> _Task description_: Tally the lines below containing the word "JSON" and give that total alone.

> _Records for this exercise_:
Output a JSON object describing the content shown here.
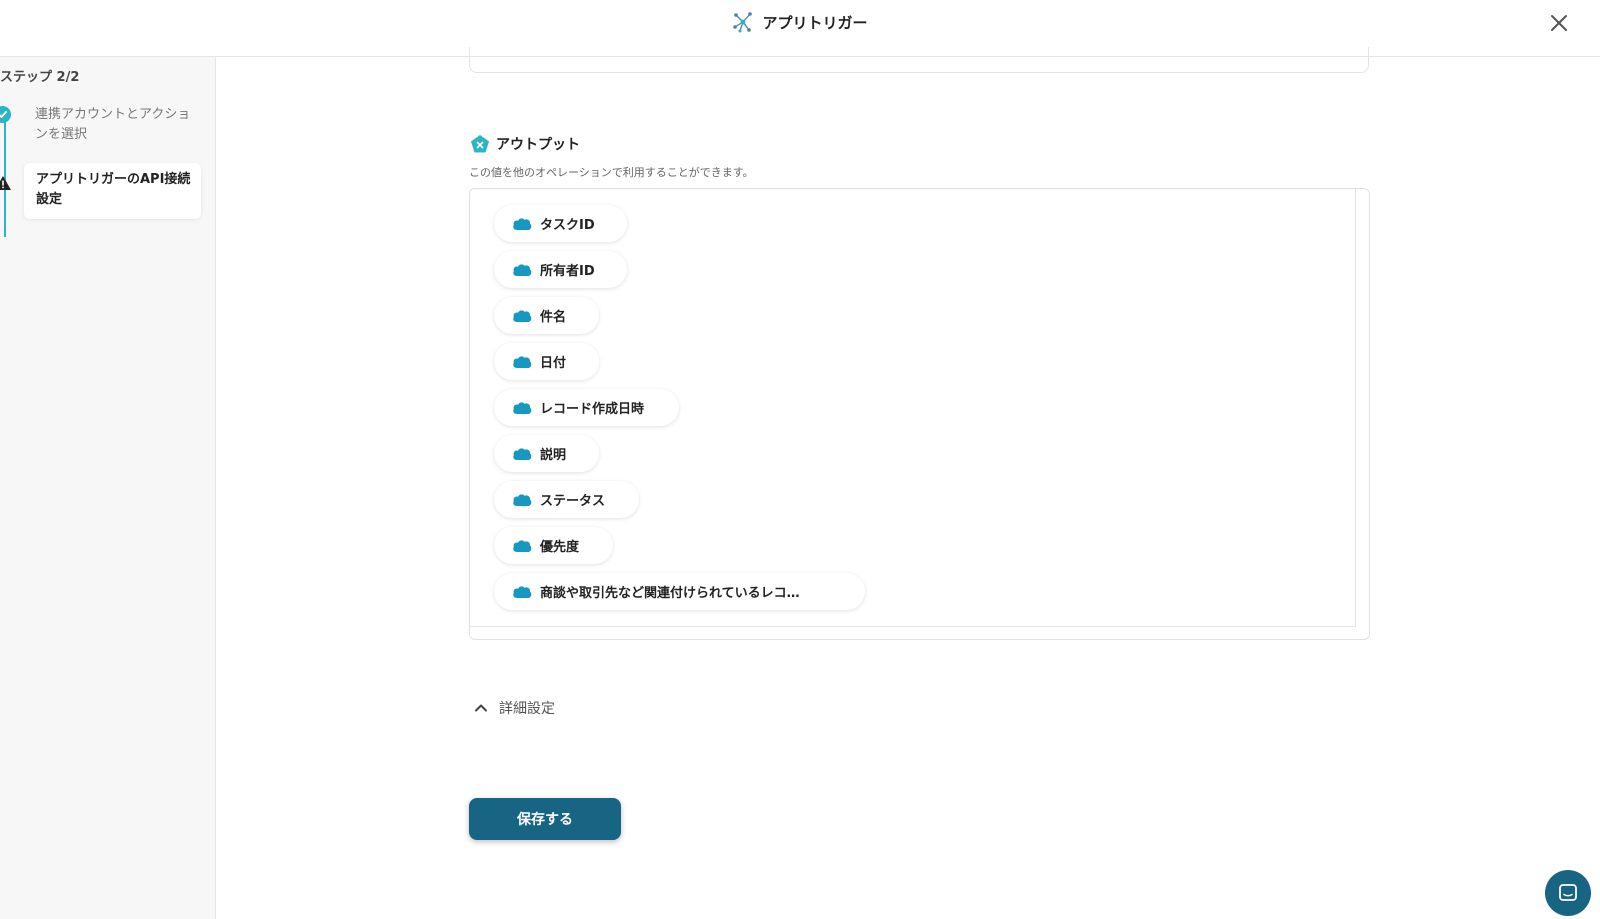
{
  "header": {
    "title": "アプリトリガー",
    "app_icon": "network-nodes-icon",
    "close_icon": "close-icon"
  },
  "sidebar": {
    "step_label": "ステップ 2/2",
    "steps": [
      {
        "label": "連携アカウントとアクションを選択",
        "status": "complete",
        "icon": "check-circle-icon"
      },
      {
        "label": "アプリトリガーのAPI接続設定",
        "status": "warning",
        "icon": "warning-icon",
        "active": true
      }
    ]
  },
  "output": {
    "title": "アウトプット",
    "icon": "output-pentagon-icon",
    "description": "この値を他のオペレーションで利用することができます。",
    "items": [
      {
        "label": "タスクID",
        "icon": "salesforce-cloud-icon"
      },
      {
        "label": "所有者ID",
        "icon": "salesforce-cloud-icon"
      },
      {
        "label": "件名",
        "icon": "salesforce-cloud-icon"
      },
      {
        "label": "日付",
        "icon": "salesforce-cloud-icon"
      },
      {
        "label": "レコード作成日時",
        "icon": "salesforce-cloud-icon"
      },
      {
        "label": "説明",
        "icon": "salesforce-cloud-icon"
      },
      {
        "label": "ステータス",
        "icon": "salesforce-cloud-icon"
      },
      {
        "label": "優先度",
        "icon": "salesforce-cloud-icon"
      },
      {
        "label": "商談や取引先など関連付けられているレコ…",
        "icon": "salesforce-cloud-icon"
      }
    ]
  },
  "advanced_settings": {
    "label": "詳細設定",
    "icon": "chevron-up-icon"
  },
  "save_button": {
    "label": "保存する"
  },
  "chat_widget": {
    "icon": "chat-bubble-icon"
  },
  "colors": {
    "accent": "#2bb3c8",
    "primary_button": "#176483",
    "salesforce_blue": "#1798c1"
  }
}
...
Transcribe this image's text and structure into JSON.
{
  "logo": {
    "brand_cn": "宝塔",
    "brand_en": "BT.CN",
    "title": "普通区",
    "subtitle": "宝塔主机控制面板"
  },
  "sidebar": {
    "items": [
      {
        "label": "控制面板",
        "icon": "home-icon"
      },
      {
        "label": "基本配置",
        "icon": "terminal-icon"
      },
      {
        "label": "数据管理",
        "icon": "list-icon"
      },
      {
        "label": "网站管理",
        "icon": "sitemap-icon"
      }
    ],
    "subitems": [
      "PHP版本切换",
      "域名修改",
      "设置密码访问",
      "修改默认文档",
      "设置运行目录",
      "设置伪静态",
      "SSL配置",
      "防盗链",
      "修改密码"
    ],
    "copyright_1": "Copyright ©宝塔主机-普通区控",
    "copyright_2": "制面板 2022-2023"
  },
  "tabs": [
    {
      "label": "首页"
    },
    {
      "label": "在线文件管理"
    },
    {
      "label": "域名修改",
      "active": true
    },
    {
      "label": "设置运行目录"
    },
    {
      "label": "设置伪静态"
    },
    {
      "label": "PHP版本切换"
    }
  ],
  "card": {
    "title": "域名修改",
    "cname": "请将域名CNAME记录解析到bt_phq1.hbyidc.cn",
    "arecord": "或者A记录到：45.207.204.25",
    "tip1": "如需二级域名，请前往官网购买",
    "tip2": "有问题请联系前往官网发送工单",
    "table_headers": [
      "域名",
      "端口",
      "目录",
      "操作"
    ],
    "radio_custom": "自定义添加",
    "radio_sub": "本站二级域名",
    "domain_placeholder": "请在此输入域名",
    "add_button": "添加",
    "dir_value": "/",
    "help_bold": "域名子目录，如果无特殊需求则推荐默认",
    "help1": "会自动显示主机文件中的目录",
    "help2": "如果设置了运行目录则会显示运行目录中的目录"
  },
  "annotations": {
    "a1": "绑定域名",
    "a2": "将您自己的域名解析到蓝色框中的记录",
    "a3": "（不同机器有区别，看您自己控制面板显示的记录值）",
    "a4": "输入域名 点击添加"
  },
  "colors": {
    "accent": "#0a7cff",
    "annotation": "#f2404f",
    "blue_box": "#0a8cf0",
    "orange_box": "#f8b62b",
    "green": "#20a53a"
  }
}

> _Task answer_: 2